TASK DETAILS
Return each record unchanged and drop the images.

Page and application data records
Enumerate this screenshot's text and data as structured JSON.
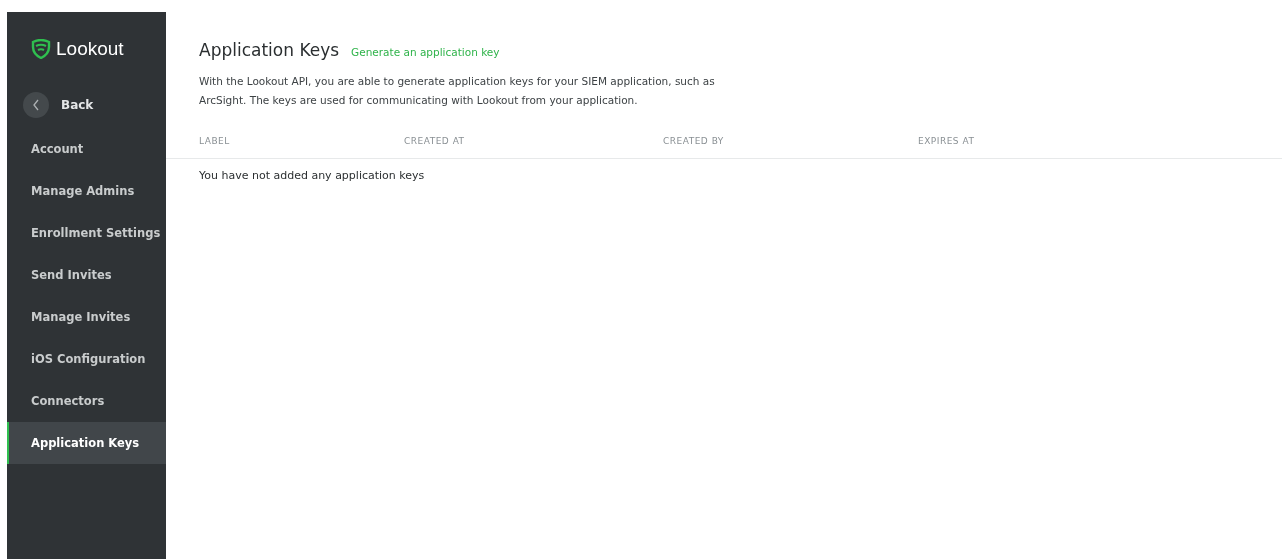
{
  "sidebar": {
    "logo": "Lookout",
    "back": "Back",
    "items": [
      {
        "label": "Account",
        "selected": false
      },
      {
        "label": "Manage Admins",
        "selected": false
      },
      {
        "label": "Enrollment Settings",
        "selected": false
      },
      {
        "label": "Send Invites",
        "selected": false
      },
      {
        "label": "Manage Invites",
        "selected": false
      },
      {
        "label": "iOS Configuration",
        "selected": false
      },
      {
        "label": "Connectors",
        "selected": false
      },
      {
        "label": "Application Keys",
        "selected": true
      }
    ]
  },
  "main": {
    "title": "Application Keys",
    "action_link": "Generate an application key",
    "description": "With the Lookout API, you are able to generate application keys for your SIEM application, such as ArcSight. The keys are used for communicating with Lookout from your application.",
    "table": {
      "columns": [
        "LABEL",
        "CREATED AT",
        "CREATED BY",
        "EXPIRES AT"
      ],
      "empty_message": "You have not added any application keys"
    }
  }
}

OUTPUT OF THE TASK
Enumerate this screenshot's text and data as structured JSON.
{
  "sidebar": {
    "logo": "Lookout",
    "back": "Back",
    "items": [
      {
        "label": "Account",
        "selected": false
      },
      {
        "label": "Manage Admins",
        "selected": false
      },
      {
        "label": "Enrollment Settings",
        "selected": false
      },
      {
        "label": "Send Invites",
        "selected": false
      },
      {
        "label": "Manage Invites",
        "selected": false
      },
      {
        "label": "iOS Configuration",
        "selected": false
      },
      {
        "label": "Connectors",
        "selected": false
      },
      {
        "label": "Application Keys",
        "selected": true
      }
    ]
  },
  "main": {
    "title": "Application Keys",
    "action_link": "Generate an application key",
    "description": "With the Lookout API, you are able to generate application keys for your SIEM application, such as ArcSight. The keys are used for communicating with Lookout from your application.",
    "table": {
      "columns": [
        "LABEL",
        "CREATED AT",
        "CREATED BY",
        "EXPIRES AT"
      ],
      "empty_message": "You have not added any application keys"
    }
  }
}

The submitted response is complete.